- Knowing where you come from and knowing where you want to go. People always want to tell you to ‘know where you want to go’ but don’t mention that you do get distractions along the way. I was lucky because I had a few friends that also came from Zululand (same region). When we were this side we always told ourselves that ‘we don’t come from privileged backgrounds, so let’s stick together’. Distractions would come, people would want us to go out. It’s just having someone constantly reminding you of where you came from and where you want to go.
What’s your favourite moment in your career so far?
- 3rd/4th playoff win against NZ. Quite special for me, that break that I got in the game had to be the highlight of my career.
And how was it facing the Haka?
- It was pretty cool. I was standing there watching thinking “wow this is cool”; I wasn’t scared after watching it, it was just a cool thing to watch.
Any pre-game routines? Superstitions?
- What I normally like to do is from the Monday until I get to the game, is make sure that I prepare well, I train well, I go over my roles. Being captain you always want to be the one who knows everything. And besides the practicing part of it, I’m a person who prays a lot, so I would pray a lot leading up to the game and make sure that my mother knows that I’m playing, where I’m playing, and who I’m playing against.
- If we play on the weekend, we’ll come in on the Monday and watch our game, what we did right or wrong. Then after that we will analyse the opposition and take it into training until Wednesday. From Thursday onwards, we focus on ourselves and how were going to go into the game and what we want to do.
Plan going forward? (Both in rugby and life?)

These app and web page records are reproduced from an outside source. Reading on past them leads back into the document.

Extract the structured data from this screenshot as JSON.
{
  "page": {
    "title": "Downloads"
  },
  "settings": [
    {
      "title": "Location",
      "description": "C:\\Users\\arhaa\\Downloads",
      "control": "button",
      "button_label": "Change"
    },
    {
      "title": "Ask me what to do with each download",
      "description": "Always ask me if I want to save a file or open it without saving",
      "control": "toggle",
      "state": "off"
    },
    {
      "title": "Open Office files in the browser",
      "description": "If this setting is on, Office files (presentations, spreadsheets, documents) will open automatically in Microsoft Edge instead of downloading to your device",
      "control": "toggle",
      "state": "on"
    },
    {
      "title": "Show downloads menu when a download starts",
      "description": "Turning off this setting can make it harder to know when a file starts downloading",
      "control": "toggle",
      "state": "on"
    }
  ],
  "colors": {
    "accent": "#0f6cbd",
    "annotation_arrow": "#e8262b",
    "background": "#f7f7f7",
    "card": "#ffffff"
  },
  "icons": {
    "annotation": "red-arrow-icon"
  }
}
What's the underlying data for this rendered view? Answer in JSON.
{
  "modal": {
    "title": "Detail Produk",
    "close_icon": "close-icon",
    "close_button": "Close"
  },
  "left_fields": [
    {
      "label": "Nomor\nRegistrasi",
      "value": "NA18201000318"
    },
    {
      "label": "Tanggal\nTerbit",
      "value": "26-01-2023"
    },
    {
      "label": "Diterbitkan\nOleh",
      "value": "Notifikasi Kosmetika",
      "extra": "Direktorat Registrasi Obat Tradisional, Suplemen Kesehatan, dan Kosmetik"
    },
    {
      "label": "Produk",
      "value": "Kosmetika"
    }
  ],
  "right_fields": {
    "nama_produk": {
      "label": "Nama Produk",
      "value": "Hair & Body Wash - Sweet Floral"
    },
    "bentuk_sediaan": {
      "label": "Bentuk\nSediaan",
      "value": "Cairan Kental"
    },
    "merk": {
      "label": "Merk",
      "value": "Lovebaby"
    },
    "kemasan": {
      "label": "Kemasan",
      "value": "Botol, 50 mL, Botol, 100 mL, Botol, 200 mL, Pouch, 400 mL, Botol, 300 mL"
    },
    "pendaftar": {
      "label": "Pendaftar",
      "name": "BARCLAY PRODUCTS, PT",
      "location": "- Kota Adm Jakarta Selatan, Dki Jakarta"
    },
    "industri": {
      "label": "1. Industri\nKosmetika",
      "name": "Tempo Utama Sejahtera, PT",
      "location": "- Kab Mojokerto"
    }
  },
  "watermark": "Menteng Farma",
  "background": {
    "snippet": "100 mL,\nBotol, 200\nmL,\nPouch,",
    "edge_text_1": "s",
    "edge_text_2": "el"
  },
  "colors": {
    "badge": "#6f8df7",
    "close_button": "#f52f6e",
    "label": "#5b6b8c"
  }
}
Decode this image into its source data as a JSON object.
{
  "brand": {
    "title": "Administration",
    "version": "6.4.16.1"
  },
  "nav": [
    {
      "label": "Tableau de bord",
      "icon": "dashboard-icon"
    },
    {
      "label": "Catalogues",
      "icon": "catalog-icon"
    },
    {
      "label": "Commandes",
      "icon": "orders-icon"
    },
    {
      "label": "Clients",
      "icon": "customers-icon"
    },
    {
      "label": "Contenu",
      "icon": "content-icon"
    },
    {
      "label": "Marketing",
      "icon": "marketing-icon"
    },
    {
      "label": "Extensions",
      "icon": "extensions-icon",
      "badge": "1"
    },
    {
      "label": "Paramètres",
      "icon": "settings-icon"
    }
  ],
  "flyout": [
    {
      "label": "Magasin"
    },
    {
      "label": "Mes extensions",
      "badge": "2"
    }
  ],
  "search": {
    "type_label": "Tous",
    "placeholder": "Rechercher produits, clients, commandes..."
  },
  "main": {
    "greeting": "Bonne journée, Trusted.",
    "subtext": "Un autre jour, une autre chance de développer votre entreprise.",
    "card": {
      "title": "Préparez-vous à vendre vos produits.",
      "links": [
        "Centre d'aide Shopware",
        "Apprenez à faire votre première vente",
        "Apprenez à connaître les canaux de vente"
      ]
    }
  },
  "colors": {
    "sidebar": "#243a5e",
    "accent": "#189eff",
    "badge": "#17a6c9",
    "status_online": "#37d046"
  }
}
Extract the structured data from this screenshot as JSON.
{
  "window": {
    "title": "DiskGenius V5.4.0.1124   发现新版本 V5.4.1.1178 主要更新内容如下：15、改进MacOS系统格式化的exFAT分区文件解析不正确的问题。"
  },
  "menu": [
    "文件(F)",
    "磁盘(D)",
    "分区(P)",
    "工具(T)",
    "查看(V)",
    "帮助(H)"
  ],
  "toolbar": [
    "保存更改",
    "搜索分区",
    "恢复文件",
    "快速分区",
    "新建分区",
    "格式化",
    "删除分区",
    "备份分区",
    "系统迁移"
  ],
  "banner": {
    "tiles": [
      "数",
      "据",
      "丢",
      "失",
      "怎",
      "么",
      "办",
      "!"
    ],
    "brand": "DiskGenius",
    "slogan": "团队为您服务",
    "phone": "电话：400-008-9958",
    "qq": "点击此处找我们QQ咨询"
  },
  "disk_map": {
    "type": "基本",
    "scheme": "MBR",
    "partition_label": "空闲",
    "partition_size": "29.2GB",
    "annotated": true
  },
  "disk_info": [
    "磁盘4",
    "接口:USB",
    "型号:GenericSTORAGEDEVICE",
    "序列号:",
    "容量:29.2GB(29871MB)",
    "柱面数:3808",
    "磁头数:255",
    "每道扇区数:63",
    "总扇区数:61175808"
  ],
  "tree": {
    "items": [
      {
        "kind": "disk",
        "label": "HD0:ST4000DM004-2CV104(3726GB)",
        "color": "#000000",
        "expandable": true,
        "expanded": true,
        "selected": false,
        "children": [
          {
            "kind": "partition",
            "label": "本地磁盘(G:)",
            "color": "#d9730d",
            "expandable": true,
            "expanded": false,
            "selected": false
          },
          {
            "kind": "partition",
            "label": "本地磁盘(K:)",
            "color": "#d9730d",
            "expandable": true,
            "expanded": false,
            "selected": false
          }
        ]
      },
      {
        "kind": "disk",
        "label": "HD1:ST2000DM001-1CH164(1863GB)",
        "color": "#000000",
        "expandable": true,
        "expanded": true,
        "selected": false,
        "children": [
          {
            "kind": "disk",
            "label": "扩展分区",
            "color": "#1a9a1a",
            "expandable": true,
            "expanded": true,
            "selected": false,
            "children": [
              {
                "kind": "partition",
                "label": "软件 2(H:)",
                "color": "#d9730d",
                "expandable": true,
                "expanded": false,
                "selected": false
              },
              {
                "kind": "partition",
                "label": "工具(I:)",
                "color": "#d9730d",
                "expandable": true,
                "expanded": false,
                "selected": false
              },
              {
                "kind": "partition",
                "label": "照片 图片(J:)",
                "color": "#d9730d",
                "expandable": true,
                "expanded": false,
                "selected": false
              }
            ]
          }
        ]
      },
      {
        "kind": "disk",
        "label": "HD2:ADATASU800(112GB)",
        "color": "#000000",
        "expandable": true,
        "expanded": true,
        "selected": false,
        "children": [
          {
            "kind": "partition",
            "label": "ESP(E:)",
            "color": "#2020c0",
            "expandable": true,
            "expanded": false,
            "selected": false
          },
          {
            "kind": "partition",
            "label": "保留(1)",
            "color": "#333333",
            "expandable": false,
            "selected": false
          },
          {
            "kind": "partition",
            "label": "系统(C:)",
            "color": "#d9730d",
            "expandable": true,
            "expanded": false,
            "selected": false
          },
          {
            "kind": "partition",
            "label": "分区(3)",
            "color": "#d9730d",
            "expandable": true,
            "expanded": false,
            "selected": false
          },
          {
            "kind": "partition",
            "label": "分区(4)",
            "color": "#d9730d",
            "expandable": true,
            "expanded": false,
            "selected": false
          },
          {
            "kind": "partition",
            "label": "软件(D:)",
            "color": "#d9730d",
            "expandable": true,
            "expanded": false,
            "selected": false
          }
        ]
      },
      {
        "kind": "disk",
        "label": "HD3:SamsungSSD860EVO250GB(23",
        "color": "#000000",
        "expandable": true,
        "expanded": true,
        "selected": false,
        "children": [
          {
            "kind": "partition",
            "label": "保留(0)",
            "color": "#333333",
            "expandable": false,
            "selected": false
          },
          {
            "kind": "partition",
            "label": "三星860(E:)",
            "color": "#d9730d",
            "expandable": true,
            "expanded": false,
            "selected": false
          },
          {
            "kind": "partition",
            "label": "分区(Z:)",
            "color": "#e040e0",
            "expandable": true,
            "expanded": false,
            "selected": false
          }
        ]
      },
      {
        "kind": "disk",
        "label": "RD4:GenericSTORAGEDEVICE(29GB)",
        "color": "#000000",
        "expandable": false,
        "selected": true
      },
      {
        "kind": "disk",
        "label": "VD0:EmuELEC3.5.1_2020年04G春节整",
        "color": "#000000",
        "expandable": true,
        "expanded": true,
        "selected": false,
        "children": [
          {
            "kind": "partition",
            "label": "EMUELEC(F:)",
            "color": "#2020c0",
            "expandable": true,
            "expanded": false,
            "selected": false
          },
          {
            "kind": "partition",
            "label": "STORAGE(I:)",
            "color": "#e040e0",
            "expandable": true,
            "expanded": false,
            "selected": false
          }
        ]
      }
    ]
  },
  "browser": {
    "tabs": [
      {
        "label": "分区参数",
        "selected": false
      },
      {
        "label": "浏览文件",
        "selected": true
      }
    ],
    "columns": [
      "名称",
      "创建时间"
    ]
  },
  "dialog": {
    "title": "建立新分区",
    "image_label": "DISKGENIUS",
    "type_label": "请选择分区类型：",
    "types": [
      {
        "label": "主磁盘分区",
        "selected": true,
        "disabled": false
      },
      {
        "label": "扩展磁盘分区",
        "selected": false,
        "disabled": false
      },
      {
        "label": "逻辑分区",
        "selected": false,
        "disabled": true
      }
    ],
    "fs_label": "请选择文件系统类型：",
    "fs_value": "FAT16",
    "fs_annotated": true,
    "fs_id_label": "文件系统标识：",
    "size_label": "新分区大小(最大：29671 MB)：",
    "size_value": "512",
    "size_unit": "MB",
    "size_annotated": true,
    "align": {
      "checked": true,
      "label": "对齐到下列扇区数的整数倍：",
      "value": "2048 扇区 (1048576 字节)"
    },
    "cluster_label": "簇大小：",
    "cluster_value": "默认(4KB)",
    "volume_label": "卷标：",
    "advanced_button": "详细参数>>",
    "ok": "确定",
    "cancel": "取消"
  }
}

- For me at the moment, I want to make sure that I keep studying. A lot of rugby players stop studying when they break through. Rugby wise, I want to be knocking on the door for the senior team, that’s where I want to play, on the big stages, I want people to come here (Kingspark Stadium) and watch me. I want to have a solid degree to my name, I’m studying Civil Engineering through UNISA. I haven’t had a problem with time management because I was Head-boy of DHS last year and I’m used to being really busy all the time.
How has your involvement in sport impacted your life holistically?
- It’s put me ahead of a lot of people, but I don’t get time to hang around with friends, and if I do it’s probably on a Friday afternoon but I can’t hangout for long because I usually have a game the next day. But rugby has put me ahead in terms of me having access to good schools, like DHS, I got a full scholarship to it. So I think if it wasn’t for rugby, I wouldn’t be able to go to a good traditional school like that. But I think on a social level I’m behind because I’m always so busy going on tours so my friends do complain sometimes; but because they know where I want to go they accept that things are the way they are because it’s how I want to live my life.
- [with regards to traveling and touring and seeing places] I’ve spoken to junior sharks and springboks before me and they say that back then, you travel somewhere, you stay in the hotel, you play and then you leave. But with us it’s a bit different, we get to see places, not just the rugby side of it. When you go out you get your mind off the game because thinking too much about the game can also be bad for you so when the coaches tell you to go out and get some off time, I think it helps.
What advice could you give kids from small towns with few resources? Mentality and training wise?
- Firstly, whatever you want in life…you have to work hard for it. People talk about “yeah I’m going to work hard for this, I’m going to work hard for that”, but they don’t actually know the amount of sacrifice and the hours of training that you have to put into it, they just say “yeah I’m going to work hard”. For me it’s about being honest with yourself, ask yourself “am I working as hard as I possibly can to make a sports team, to get that degree, or even pass matric?” Coming from a small town, know where you from, know where you going and hang around people that are good for you, because the people that you hang around can make or break you. Be okay with sacrificing, you’re not going to be the coolest guy, out at every party, but when you look back and you where you wanted to be…it will be all worth it.